Last year brought good news and bad news for women in the workplace. The good news is that women made gains in representation across all levels of the corporate pipeline. The bad news is that women are more burned out than last year, rates of burn out are rising, and burnout affects women more than men.
Authors of a recent McKinsey report, researched in partnership with LeanIn.org, wrote, “One in three women says that they have considered downshifting their career or leaving the workforce this year, compared with one in four who said this a few months into the pandemic. Additionally, four in ten women have considered leaving their company or switching jobs – and high employee turnover in recent months suggests that many of them are following through.”
Why does that matter? According to a new e-book, The 51%: Driving Growth through Women’s Economic Participation, from the Brookings Institute, barriers to women in the workforce stifle growth in the U.S. economy. Additionally, the country’s future economic success depends on improving career prospects and working environments for all women.
Let me repeat that, “The country’s future economic success depends on improving career prospects and working environments for all women.”
And yet 40 percent of women are considering leaving their jobs. If this trend continues, the future of the U.S. economy does not look bright.
Factors Contributing to Burn Out
The authors of the McKinsey study point to culture as the place where these problems reside and where they can be addressed. With that in mind, what are the issues that create a difficult workplace for women? According to the report, the issues include:
- Compared to men at the same level, women are doing more to support their teams and advance diversity, equity, and inclusion efforts, but companies (and associations) are not recognizing or rewarding women for the DEI work they’re doing, risking losing the leaders they need the most.

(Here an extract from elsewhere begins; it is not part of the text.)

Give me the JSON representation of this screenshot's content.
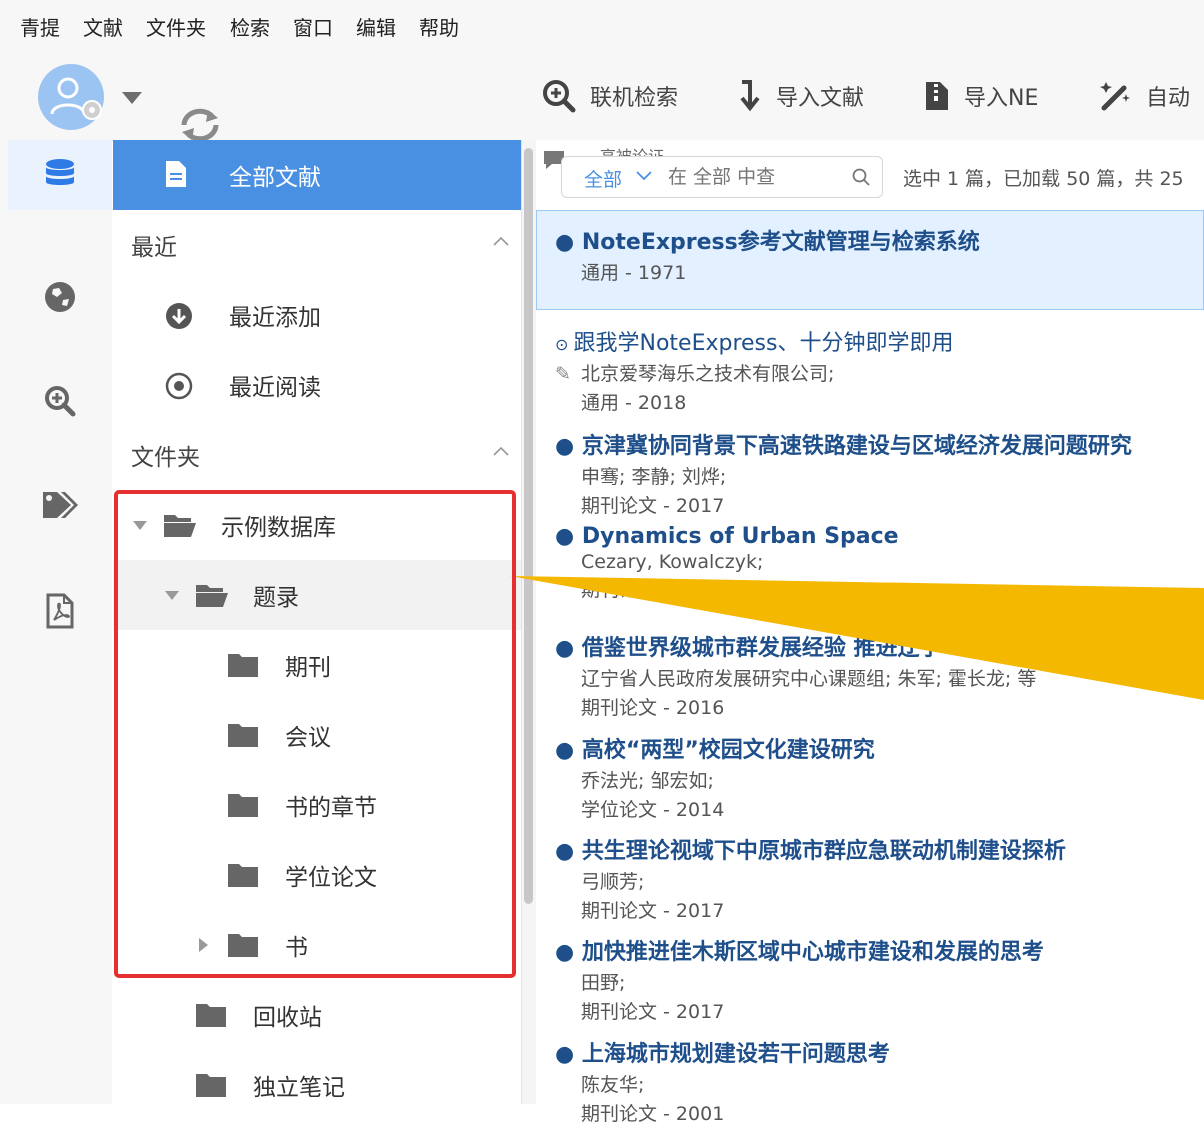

- The companies studied display a disconnect between their commitment to racial equality and the lack of improvement women of color experience every day. Women of color are far more likely to experience microaggressions – such as being interrupted, having their judgement questioned, or having people express surprise at their language skills – than white women or men, and the rate has not declined, even with the emphasis placed on racial equality during the past year.
- White women are likely to be allies to women of color, but a gap still exists. Although 75 percent of white employees consider themselves as allies of women of color at work, less than half take action, such as speaking out against bias. A gap also exists between the actions women of color find meaningful and the actions that white employees prioritize.
- Women who are “onlys” – the only person of their race or gender in the room – find work especially difficult. They are more likely to be put under a microscope and encounter comments and behavior that reduce them to stereotypes. Mothers of young children who are onlys in their work group are more likely to feel judged for trying to balance work and home life with work-from-home options or non-standard hours.
How Do We Solve the Problem?
The authors of the McKinsey study say the path forward is clear. “Companies need to take bold steps to address burnout. They need to recognize and reward the women leaders who are driving progress. And they need to do the deep cultural work required to create a workplace where all women feel valued.”
Diversity in numbers, however, isn’t enough. Companies, they write, also must “create a culture that fully leverages the benefits of diversity.”
They must create a culture in which “women, and all employees, feel comfortable bringing their unique ideas, perspectives, and experiences to the table. When women are respected and their contributions are valued, they are more likely to be happy in their jobs and feel connected to their coworkers.”
The authors of the study outline a number of steps to build a more inclusive culture.
- Putting more practices in place to ensure promotions are equitable.
- Tracking representation and hiring and promotion outcomes more fully.
- Increasing their efforts when it comes to accountability from both senior leaders and managers.
- Ensuring senior leaders fully and publicly support DEI efforts.
- Ensuring that DEI initiatives are appropriately resourced across their organizations.
- Training employees so everyone understands the barriers women face and the benefits of a more inclusive culture. “It takes consistent reinforcement to reshape deep-rooted biases and change behavior, so a one-and-done approach to training is not enough,” they write.
- Communicating clearly what is expected and what an inclusive culture means.
The McKinsey study concludes with advice for combatting burnout. They suggest managers should focus on three areas:
- Modeling work-life boundaries;
- Supporting employee well-being;
- Ensuring that performance is evaluated based on results.
As part of this effort, managers should be mindful that their day-to-day feedback isn’t “inadvertently signaling that long hours and face time are unspoken measures of performance.” Also, managers should watch for signs of burnout, adjusting workloads as necessary.
How Can You Thoughtfully Change Your Culture?
At PROPEL, we define culture as the collection of words, actions, thoughts, and “stuff” that clarifies and reinforces what is truly valued inside your organization. PROPEL can help you navigate the issues that make it harder to move the company forward, like burnout and DEI issues.
As you work on your culture, you might also recognize the huge opportunity that the current disruption brings. More talented people are on the job market now than ever before. If you have a welcoming, supportive culture, you could attract the best and brightest to your company. Creating and sustaining a healthy culture is also the best way to keep your existing employees engaged.
Are you people burnt out? Contact us to explore how we can help.
Photo by Külli Kittus